**YOUR TASK:** What is needed is a word-for-word copy of all the entries, minus the pictures.
--- MATERIAL TO PROCESS Enclosed Below ---
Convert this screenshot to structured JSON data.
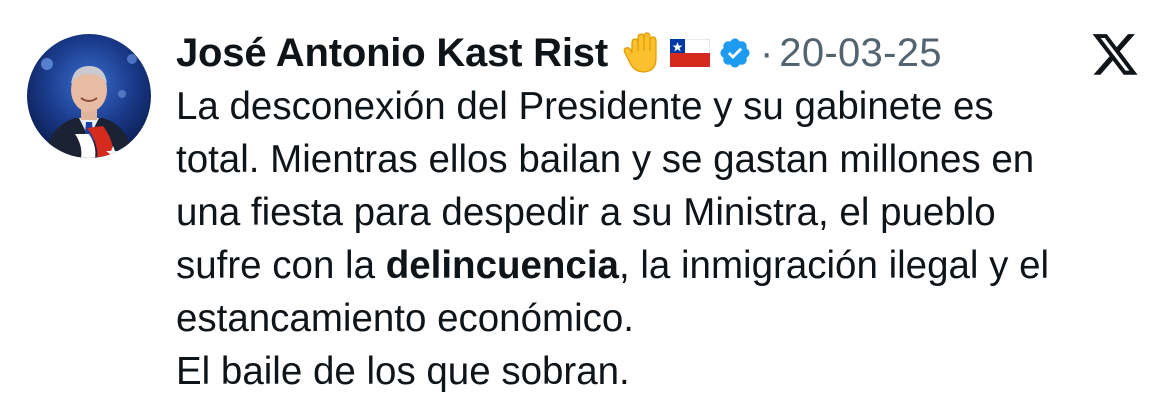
{
  "tweet": {
    "author_name": "José Antonio Kast Rist",
    "icons": [
      "raised-hand-emoji",
      "chile-flag-emoji",
      "verified-badge-icon",
      "x-logo-icon"
    ],
    "separator": "·",
    "timestamp": "20-03-25",
    "body": {
      "line1": "La desconexión del Presidente y su gabinete es",
      "line2": "total. Mientras ellos bailan y se gastan millones en",
      "line3": "una fiesta para despedir a su Ministra, el pueblo",
      "line4_before": "sufre con la ",
      "line4_bold": "delincuencia",
      "line4_after": ", la inmigración ilegal y el",
      "line5": "estancamiento económico.",
      "line6": "El baile de los que sobran."
    }
  },
  "colors": {
    "text_primary": "#0f1419",
    "text_secondary": "#536471",
    "verified_blue": "#1d9bf0",
    "flag_red": "#d52b1e",
    "flag_blue": "#0039a6"
  }
}
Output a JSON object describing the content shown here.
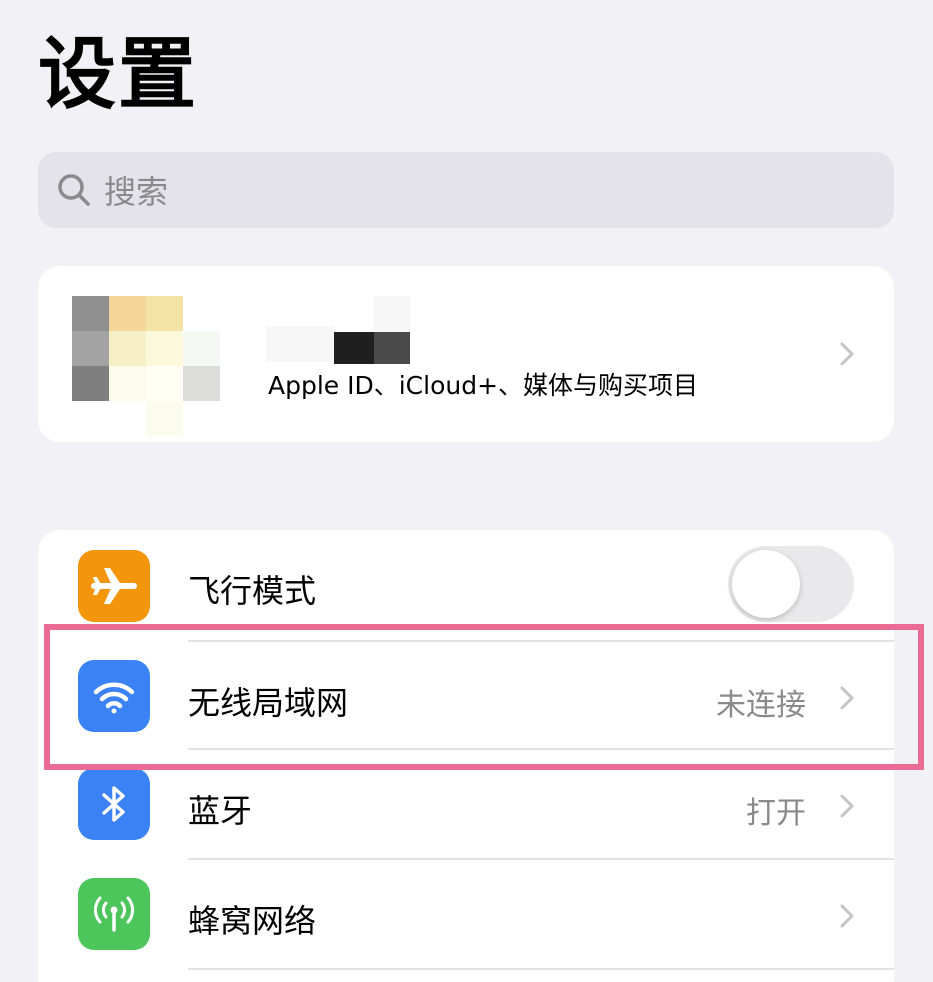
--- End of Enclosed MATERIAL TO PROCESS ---
**TASK OUTPUT:**
Convert this screenshot to structured JSON data.
{
  "tweet": {
    "author_name": "José Antonio Kast Rist",
    "icons": [
      "raised-hand-emoji",
      "chile-flag-emoji",
      "verified-badge-icon",
      "x-logo-icon"
    ],
    "separator": "·",
    "timestamp": "20-03-25",
    "body": {
      "line1": "La desconexión del Presidente y su gabinete es",
      "line2": "total. Mientras ellos bailan y se gastan millones en",
      "line3": "una fiesta para despedir a su Ministra, el pueblo",
      "line4_before": "sufre con la ",
      "line4_bold": "delincuencia",
      "line4_after": ", la inmigración ilegal y el",
      "line5": "estancamiento económico.",
      "line6": "El baile de los que sobran."
    }
  },
  "colors": {
    "text_primary": "#0f1419",
    "text_secondary": "#536471",
    "verified_blue": "#1d9bf0",
    "flag_red": "#d52b1e",
    "flag_blue": "#0039a6"
  }
}
Output a JSON object describing the content shown here.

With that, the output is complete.